[Extracted data Boundary: Start]

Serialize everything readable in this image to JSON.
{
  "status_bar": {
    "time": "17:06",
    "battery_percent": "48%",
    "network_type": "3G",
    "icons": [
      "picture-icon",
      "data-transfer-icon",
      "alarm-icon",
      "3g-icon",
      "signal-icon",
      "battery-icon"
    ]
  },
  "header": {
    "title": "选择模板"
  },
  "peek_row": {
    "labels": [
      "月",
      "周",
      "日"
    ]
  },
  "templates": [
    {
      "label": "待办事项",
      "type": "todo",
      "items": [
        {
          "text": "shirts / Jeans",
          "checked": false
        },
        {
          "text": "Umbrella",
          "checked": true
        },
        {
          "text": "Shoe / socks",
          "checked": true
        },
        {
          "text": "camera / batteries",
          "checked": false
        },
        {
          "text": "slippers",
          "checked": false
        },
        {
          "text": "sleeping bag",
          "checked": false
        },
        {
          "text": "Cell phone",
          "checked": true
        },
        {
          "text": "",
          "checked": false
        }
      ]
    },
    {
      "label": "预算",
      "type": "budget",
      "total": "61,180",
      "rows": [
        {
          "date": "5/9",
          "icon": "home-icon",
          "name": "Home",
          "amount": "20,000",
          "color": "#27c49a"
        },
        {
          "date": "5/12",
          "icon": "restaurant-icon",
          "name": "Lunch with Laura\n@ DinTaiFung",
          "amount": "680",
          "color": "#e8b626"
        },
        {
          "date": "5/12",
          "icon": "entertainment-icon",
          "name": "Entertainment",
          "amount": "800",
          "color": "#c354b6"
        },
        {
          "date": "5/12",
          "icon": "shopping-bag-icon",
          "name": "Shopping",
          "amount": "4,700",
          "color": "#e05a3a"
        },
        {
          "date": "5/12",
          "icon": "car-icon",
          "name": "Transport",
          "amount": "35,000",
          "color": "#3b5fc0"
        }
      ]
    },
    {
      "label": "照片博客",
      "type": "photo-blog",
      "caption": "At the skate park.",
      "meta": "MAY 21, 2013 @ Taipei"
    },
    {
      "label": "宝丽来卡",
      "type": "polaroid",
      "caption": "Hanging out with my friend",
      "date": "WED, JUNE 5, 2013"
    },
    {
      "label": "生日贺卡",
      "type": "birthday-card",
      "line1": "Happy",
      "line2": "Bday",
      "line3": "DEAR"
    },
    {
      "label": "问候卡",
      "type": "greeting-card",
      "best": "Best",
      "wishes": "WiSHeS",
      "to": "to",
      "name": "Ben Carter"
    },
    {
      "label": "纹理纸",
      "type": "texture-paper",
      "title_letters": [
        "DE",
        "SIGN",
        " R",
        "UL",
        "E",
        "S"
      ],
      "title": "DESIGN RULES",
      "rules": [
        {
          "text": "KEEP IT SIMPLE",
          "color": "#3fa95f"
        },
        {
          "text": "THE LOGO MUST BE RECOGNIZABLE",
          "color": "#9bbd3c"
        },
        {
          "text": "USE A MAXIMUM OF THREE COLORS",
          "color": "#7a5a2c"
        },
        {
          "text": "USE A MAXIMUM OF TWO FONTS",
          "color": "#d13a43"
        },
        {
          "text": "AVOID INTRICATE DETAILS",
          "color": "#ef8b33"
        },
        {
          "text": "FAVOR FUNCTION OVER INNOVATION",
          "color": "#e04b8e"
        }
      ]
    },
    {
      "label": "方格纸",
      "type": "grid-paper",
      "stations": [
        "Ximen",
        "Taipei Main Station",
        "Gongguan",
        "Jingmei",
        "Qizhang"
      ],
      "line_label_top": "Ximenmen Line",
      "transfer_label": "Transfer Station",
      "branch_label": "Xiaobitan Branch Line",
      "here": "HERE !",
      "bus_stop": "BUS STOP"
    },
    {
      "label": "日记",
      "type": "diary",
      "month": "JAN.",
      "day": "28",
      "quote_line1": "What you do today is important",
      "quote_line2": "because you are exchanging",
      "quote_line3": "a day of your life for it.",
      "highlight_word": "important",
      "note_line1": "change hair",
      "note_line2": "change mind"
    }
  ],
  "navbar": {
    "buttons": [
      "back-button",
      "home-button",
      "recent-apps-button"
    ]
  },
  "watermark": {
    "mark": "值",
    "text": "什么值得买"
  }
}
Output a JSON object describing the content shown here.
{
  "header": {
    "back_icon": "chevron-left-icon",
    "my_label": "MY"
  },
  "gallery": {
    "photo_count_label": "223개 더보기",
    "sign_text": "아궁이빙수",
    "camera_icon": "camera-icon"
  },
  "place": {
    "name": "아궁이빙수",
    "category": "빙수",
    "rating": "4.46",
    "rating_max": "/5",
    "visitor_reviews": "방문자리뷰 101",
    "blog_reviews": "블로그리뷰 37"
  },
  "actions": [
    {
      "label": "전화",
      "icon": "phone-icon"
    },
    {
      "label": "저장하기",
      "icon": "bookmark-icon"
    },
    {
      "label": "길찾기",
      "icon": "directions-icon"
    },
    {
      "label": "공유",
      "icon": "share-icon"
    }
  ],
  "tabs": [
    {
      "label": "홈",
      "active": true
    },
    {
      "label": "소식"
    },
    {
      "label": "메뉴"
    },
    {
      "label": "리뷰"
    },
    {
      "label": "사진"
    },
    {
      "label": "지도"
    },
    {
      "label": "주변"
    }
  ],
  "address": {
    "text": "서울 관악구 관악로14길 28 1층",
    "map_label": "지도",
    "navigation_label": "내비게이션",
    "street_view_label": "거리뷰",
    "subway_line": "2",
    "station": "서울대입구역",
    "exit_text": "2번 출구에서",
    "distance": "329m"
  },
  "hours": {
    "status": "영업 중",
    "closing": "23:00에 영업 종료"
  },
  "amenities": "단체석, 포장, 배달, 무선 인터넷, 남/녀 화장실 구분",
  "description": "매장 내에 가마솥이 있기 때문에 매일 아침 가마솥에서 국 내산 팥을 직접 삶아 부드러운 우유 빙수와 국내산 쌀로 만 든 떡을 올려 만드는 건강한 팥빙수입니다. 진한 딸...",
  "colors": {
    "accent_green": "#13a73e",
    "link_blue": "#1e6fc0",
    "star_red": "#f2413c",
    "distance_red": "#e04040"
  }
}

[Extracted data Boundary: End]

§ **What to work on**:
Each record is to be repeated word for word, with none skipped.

§ **Written reply**:
Serialize everything readable in this image to JSON.
{
  "status_bar": {
    "time": "17:06",
    "battery_percent": "48%",
    "network_type": "3G",
    "icons": [
      "picture-icon",
      "data-transfer-icon",
      "alarm-icon",
      "3g-icon",
      "signal-icon",
      "battery-icon"
    ]
  },
  "header": {
    "title": "选择模板"
  },
  "peek_row": {
    "labels": [
      "月",
      "周",
      "日"
    ]
  },
  "templates": [
    {
      "label": "待办事项",
      "type": "todo",
      "items": [
        {
          "text": "shirts / Jeans",
          "checked": false
        },
        {
          "text": "Umbrella",
          "checked": true
        },
        {
          "text": "Shoe / socks",
          "checked": true
        },
        {
          "text": "camera / batteries",
          "checked": false
        },
        {
          "text": "slippers",
          "checked": false
        },
        {
          "text": "sleeping bag",
          "checked": false
        },
        {
          "text": "Cell phone",
          "checked": true
        },
        {
          "text": "",
          "checked": false
        }
      ]
    },
    {
      "label": "预算",
      "type": "budget",
      "total": "61,180",
      "rows": [
        {
          "date": "5/9",
          "icon": "home-icon",
          "name": "Home",
          "amount": "20,000",
          "color": "#27c49a"
        },
        {
          "date": "5/12",
          "icon": "restaurant-icon",
          "name": "Lunch with Laura\n@ DinTaiFung",
          "amount": "680",
          "color": "#e8b626"
        },
        {
          "date": "5/12",
          "icon": "entertainment-icon",
          "name": "Entertainment",
          "amount": "800",
          "color": "#c354b6"
        },
        {
          "date": "5/12",
          "icon": "shopping-bag-icon",
          "name": "Shopping",
          "amount": "4,700",
          "color": "#e05a3a"
        },
        {
          "date": "5/12",
          "icon": "car-icon",
          "name": "Transport",
          "amount": "35,000",
          "color": "#3b5fc0"
        }
      ]
    },
    {
      "label": "照片博客",
      "type": "photo-blog",
      "caption": "At the skate park.",
      "meta": "MAY 21, 2013 @ Taipei"
    },
    {
      "label": "宝丽来卡",
      "type": "polaroid",
      "caption": "Hanging out with my friend",
      "date": "WED, JUNE 5, 2013"
    },
    {
      "label": "生日贺卡",
      "type": "birthday-card",
      "line1": "Happy",
      "line2": "Bday",
      "line3": "DEAR"
    },
    {
      "label": "问候卡",
      "type": "greeting-card",
      "best": "Best",
      "wishes": "WiSHeS",
      "to": "to",
      "name": "Ben Carter"
    },
    {
      "label": "纹理纸",
      "type": "texture-paper",
      "title_letters": [
        "DE",
        "SIGN",
        " R",
        "UL",
        "E",
        "S"
      ],
      "title": "DESIGN RULES",
      "rules": [
        {
          "text": "KEEP IT SIMPLE",
          "color": "#3fa95f"
        },
        {
          "text": "THE LOGO MUST BE RECOGNIZABLE",
          "color": "#9bbd3c"
        },
        {
          "text": "USE A MAXIMUM OF THREE COLORS",
          "color": "#7a5a2c"
        },
        {
          "text": "USE A MAXIMUM OF TWO FONTS",
          "color": "#d13a43"
        },
        {
          "text": "AVOID INTRICATE DETAILS",
          "color": "#ef8b33"
        },
        {
          "text": "FAVOR FUNCTION OVER INNOVATION",
          "color": "#e04b8e"
        }
      ]
    },
    {
      "label": "方格纸",
      "type": "grid-paper",
      "stations": [
        "Ximen",
        "Taipei Main Station",
        "Gongguan",
        "Jingmei",
        "Qizhang"
      ],
      "line_label_top": "Ximenmen Line",
      "transfer_label": "Transfer Station",
      "branch_label": "Xiaobitan Branch Line",
      "here": "HERE !",
      "bus_stop": "BUS STOP"
    },
    {
      "label": "日记",
      "type": "diary",
      "month": "JAN.",
      "day": "28",
      "quote_line1": "What you do today is important",
      "quote_line2": "because you are exchanging",
      "quote_line3": "a day of your life for it.",
      "highlight_word": "important",
      "note_line1": "change hair",
      "note_line2": "change mind"
    }
  ],
  "navbar": {
    "buttons": [
      "back-button",
      "home-button",
      "recent-apps-button"
    ]
  },
  "watermark": {
    "mark": "值",
    "text": "什么值得买"
  }
}
Output a JSON object describing the content shown here.
{
  "header": {
    "back_icon": "chevron-left-icon",
    "my_label": "MY"
  },
  "gallery": {
    "photo_count_label": "223개 더보기",
    "sign_text": "아궁이빙수",
    "camera_icon": "camera-icon"
  },
  "place": {
    "name": "아궁이빙수",
    "category": "빙수",
    "rating": "4.46",
    "rating_max": "/5",
    "visitor_reviews": "방문자리뷰 101",
    "blog_reviews": "블로그리뷰 37"
  },
  "actions": [
    {
      "label": "전화",
      "icon": "phone-icon"
    },
    {
      "label": "저장하기",
      "icon": "bookmark-icon"
    },
    {
      "label": "길찾기",
      "icon": "directions-icon"
    },
    {
      "label": "공유",
      "icon": "share-icon"
    }
  ],
  "tabs": [
    {
      "label": "홈",
      "active": true
    },
    {
      "label": "소식"
    },
    {
      "label": "메뉴"
    },
    {
      "label": "리뷰"
    },
    {
      "label": "사진"
    },
    {
      "label": "지도"
    },
    {
      "label": "주변"
    }
  ],
  "address": {
    "text": "서울 관악구 관악로14길 28 1층",
    "map_label": "지도",
    "navigation_label": "내비게이션",
    "street_view_label": "거리뷰",
    "subway_line": "2",
    "station": "서울대입구역",
    "exit_text": "2번 출구에서",
    "distance": "329m"
  },
  "hours": {
    "status": "영업 중",
    "closing": "23:00에 영업 종료"
  },
  "amenities": "단체석, 포장, 배달, 무선 인터넷, 남/녀 화장실 구분",
  "description": "매장 내에 가마솥이 있기 때문에 매일 아침 가마솥에서 국 내산 팥을 직접 삶아 부드러운 우유 빙수와 국내산 쌀로 만 든 떡을 올려 만드는 건강한 팥빙수입니다. 진한 딸...",
  "colors": {
    "accent_green": "#13a73e",
    "link_blue": "#1e6fc0",
    "star_red": "#f2413c",
    "distance_red": "#e04040"
  }
}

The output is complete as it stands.